Exercise description:
Retype the data that follows, keeping every character the same.

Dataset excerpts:
⁂

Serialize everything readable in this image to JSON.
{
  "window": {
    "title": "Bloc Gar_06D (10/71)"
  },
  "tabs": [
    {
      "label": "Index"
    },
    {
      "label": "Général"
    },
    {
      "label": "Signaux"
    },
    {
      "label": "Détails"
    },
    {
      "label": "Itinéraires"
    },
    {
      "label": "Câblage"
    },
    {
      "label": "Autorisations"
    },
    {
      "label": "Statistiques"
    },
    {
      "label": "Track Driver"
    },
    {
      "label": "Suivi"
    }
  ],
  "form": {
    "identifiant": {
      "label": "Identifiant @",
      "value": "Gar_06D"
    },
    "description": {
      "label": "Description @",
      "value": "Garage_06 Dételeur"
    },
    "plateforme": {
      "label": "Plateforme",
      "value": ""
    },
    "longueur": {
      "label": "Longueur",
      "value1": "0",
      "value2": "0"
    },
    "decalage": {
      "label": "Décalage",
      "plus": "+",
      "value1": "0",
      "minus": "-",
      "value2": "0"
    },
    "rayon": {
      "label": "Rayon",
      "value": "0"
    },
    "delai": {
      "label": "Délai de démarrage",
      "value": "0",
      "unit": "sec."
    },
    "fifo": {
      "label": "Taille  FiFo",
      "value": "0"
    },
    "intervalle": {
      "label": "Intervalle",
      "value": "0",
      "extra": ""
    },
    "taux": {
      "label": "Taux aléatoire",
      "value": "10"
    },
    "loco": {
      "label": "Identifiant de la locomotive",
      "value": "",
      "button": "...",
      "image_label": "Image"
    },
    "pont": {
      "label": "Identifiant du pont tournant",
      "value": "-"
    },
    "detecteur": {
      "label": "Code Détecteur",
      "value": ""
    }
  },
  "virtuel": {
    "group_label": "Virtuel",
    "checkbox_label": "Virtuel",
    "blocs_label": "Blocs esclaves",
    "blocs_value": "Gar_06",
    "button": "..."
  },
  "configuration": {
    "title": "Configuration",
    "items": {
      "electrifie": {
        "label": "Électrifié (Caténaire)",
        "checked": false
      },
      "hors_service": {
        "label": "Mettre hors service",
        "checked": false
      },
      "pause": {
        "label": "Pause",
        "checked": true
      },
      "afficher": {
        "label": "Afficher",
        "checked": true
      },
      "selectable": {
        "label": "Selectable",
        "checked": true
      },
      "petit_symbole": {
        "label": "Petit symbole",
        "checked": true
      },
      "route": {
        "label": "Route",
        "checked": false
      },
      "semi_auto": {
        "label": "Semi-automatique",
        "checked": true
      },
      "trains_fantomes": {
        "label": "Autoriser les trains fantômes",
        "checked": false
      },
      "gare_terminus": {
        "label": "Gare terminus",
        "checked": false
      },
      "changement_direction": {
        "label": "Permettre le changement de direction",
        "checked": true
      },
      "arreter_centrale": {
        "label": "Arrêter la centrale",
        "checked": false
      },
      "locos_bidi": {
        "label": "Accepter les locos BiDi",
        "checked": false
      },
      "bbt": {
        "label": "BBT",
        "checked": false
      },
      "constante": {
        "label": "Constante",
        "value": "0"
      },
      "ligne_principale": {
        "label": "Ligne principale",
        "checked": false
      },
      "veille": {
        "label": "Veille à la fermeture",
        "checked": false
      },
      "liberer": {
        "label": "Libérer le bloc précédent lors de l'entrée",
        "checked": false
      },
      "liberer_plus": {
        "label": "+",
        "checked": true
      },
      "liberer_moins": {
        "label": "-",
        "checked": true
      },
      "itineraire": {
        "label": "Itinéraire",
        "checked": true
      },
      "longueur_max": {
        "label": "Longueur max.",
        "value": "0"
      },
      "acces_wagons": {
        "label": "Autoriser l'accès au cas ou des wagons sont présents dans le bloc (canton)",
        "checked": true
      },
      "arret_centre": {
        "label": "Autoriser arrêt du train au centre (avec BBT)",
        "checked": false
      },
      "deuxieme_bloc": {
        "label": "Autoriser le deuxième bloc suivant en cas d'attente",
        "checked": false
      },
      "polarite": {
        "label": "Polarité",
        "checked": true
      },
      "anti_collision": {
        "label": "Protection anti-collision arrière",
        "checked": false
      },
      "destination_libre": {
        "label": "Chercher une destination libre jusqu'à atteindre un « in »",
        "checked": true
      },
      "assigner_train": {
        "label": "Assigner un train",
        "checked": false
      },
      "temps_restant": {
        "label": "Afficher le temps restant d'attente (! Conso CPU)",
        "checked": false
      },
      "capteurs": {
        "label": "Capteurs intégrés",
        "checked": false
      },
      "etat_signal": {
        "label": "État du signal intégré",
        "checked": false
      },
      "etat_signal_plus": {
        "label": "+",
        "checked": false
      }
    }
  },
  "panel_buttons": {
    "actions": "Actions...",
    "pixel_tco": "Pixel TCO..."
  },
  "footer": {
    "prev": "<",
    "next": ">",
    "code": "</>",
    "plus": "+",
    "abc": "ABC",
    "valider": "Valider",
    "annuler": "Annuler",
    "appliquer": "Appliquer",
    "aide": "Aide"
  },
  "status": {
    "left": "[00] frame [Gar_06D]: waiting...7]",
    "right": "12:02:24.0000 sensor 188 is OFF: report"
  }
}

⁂

Task result:
Serialize everything readable in this image to JSON.
{
  "window": {
    "title": "Bloc Gar_06D (10/71)"
  },
  "tabs": [
    {
      "label": "Index"
    },
    {
      "label": "Général"
    },
    {
      "label": "Signaux"
    },
    {
      "label": "Détails"
    },
    {
      "label": "Itinéraires"
    },
    {
      "label": "Câblage"
    },
    {
      "label": "Autorisations"
    },
    {
      "label": "Statistiques"
    },
    {
      "label": "Track Driver"
    },
    {
      "label": "Suivi"
    }
  ],
  "form": {
    "identifiant": {
      "label": "Identifiant @",
      "value": "Gar_06D"
    },
    "description": {
      "label": "Description @",
      "value": "Garage_06 Dételeur"
    },
    "plateforme": {
      "label": "Plateforme",
      "value": ""
    },
    "longueur": {
      "label": "Longueur",
      "value1": "0",
      "value2": "0"
    },
    "decalage": {
      "label": "Décalage",
      "plus": "+",
      "value1": "0",
      "minus": "-",
      "value2": "0"
    },
    "rayon": {
      "label": "Rayon",
      "value": "0"
    },
    "delai": {
      "label": "Délai de démarrage",
      "value": "0",
      "unit": "sec."
    },
    "fifo": {
      "label": "Taille  FiFo",
      "value": "0"
    },
    "intervalle": {
      "label": "Intervalle",
      "value": "0",
      "extra": ""
    },
    "taux": {
      "label": "Taux aléatoire",
      "value": "10"
    },
    "loco": {
      "label": "Identifiant de la locomotive",
      "value": "",
      "button": "...",
      "image_label": "Image"
    },
    "pont": {
      "label": "Identifiant du pont tournant",
      "value": "-"
    },
    "detecteur": {
      "label": "Code Détecteur",
      "value": ""
    }
  },
  "virtuel": {
    "group_label": "Virtuel",
    "checkbox_label": "Virtuel",
    "blocs_label": "Blocs esclaves",
    "blocs_value": "Gar_06",
    "button": "..."
  },
  "configuration": {
    "title": "Configuration",
    "items": {
      "electrifie": {
        "label": "Électrifié (Caténaire)",
        "checked": false
      },
      "hors_service": {
        "label": "Mettre hors service",
        "checked": false
      },
      "pause": {
        "label": "Pause",
        "checked": true
      },
      "afficher": {
        "label": "Afficher",
        "checked": true
      },
      "selectable": {
        "label": "Selectable",
        "checked": true
      },
      "petit_symbole": {
        "label": "Petit symbole",
        "checked": true
      },
      "route": {
        "label": "Route",
        "checked": false
      },
      "semi_auto": {
        "label": "Semi-automatique",
        "checked": true
      },
      "trains_fantomes": {
        "label": "Autoriser les trains fantômes",
        "checked": false
      },
      "gare_terminus": {
        "label": "Gare terminus",
        "checked": false
      },
      "changement_direction": {
        "label": "Permettre le changement de direction",
        "checked": true
      },
      "arreter_centrale": {
        "label": "Arrêter la centrale",
        "checked": false
      },
      "locos_bidi": {
        "label": "Accepter les locos BiDi",
        "checked": false
      },
      "bbt": {
        "label": "BBT",
        "checked": false
      },
      "constante": {
        "label": "Constante",
        "value": "0"
      },
      "ligne_principale": {
        "label": "Ligne principale",
        "checked": false
      },
      "veille": {
        "label": "Veille à la fermeture",
        "checked": false
      },
      "liberer": {
        "label": "Libérer le bloc précédent lors de l'entrée",
        "checked": false
      },
      "liberer_plus": {
        "label": "+",
        "checked": true
      },
      "liberer_moins": {
        "label": "-",
        "checked": true
      },
      "itineraire": {
        "label": "Itinéraire",
        "checked": true
      },
      "longueur_max": {
        "label": "Longueur max.",
        "value": "0"
      },
      "acces_wagons": {
        "label": "Autoriser l'accès au cas ou des wagons sont présents dans le bloc (canton)",
        "checked": true
      },
      "arret_centre": {
        "label": "Autoriser arrêt du train au centre (avec BBT)",
        "checked": false
      },
      "deuxieme_bloc": {
        "label": "Autoriser le deuxième bloc suivant en cas d'attente",
        "checked": false
      },
      "polarite": {
        "label": "Polarité",
        "checked": true
      },
      "anti_collision": {
        "label": "Protection anti-collision arrière",
        "checked": false
      },
      "destination_libre": {
        "label": "Chercher une destination libre jusqu'à atteindre un « in »",
        "checked": true
      },
      "assigner_train": {
        "label": "Assigner un train",
        "checked": false
      },
      "temps_restant": {
        "label": "Afficher le temps restant d'attente (! Conso CPU)",
        "checked": false
      },
      "capteurs": {
        "label": "Capteurs intégrés",
        "checked": false
      },
      "etat_signal": {
        "label": "État du signal intégré",
        "checked": false
      },
      "etat_signal_plus": {
        "label": "+",
        "checked": false
      }
    }
  },
  "panel_buttons": {
    "actions": "Actions...",
    "pixel_tco": "Pixel TCO..."
  },
  "footer": {
    "prev": "<",
    "next": ">",
    "code": "</>",
    "plus": "+",
    "abc": "ABC",
    "valider": "Valider",
    "annuler": "Annuler",
    "appliquer": "Appliquer",
    "aide": "Aide"
  },
  "status": {
    "left": "[00] frame [Gar_06D]: waiting...7]",
    "right": "12:02:24.0000 sensor 188 is OFF: report"
  }
}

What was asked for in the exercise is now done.